Hacienda Chichen is among the oldest structures built by Europeans in the New World and has long been an object of historical fascination for the Working Gringos.
In the early years of the 16th century, Francisco de Montejo explored the Yucatan Peninsula searching for gold. During his forays, he discovered that the sacred ceremonial site of Chichen Itza was still a pilgrimage destination for the Maya, so he constructed Hacienda Chichen, not only for personal shelter, but also as a Spanish monument to impress on the natives that new rulers were in charge. The Montejo family never found gold, nor did they long possess the land granted to them by the King of Spain. Over the centuries, the hacienda passed from family to family, used mostly as a cattle ranch when it was inhabited at all, since its distance from Merida and the lack of roads made it less than hospitable.
In the late 19th century, the U.S. consulate to Yucatan, Edward Thompson, became interested in the archaeological value of Chichen Itza and bought the entire property, along with the hacienda. It is said that his first task upon taking possession of the hacienda was to bury the remains of the previous owner, a victim of the Caste War. Thompson himself would lose the property to controversy after he revealed, in 1924, that he had been secreting Maya artifacts to the U.S. in his diplomatic pouch.

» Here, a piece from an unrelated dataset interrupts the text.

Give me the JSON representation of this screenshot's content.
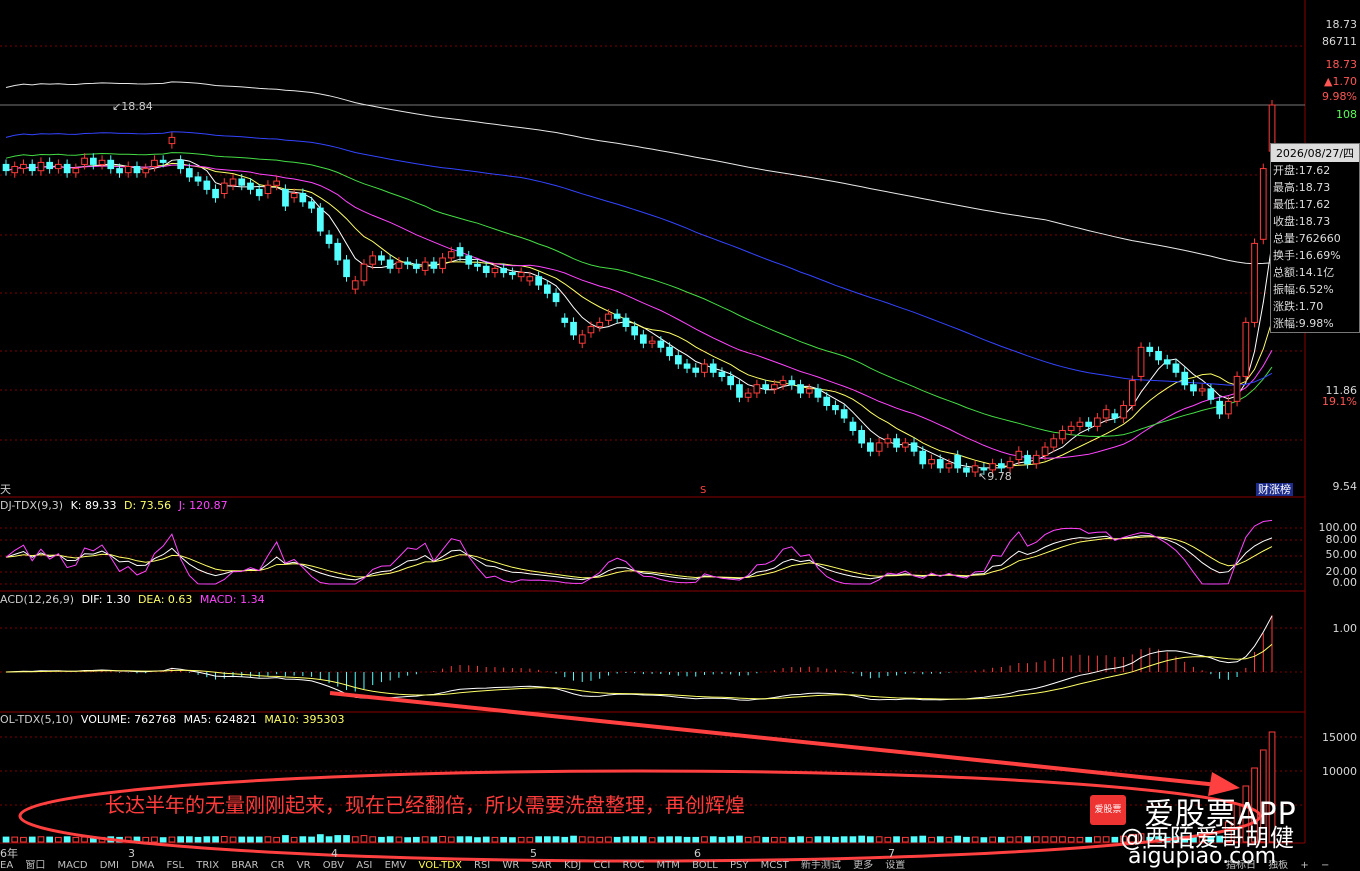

Archaeologists from the Carnegie Institute set up light housekeeping at the hacienda during their work on Chichen Itza, but the property was eventually sold to the Barbachano family. The patriarch, Fernando Barbachano, saw a new business opportunity and set about establishing a tourism industry in Yucatan, based on a revival of the Maya culture. He built the Mayaland resort, and eventually his daughter opened Hacienda Chichen for public lodging as well.
Fernando Barbachano’s granddaughter, Belisa, was living in the United States with her gringo husband, Bruce Gordon, when she learned that it was her turn to steward the legacy of Hacienda Chichen. We recently sat down with them to discuss the history of the hacienda, but more importantly, how things have changed since their arrival. What we’ve learned is that the vision of revitalizing the Maya culture and giving back to the local Maya community – ideals they share with both Belisa’s grandfather and father – are very much alive at Hacienda Chichen...
To learn more about Hacienda Chichen, the Maya Healers (H'Men) and other activities at the hacienda, visit Hacienda Chichen.
You'll find good historical information about Chichen Itza and the surrounding area at American Egypt.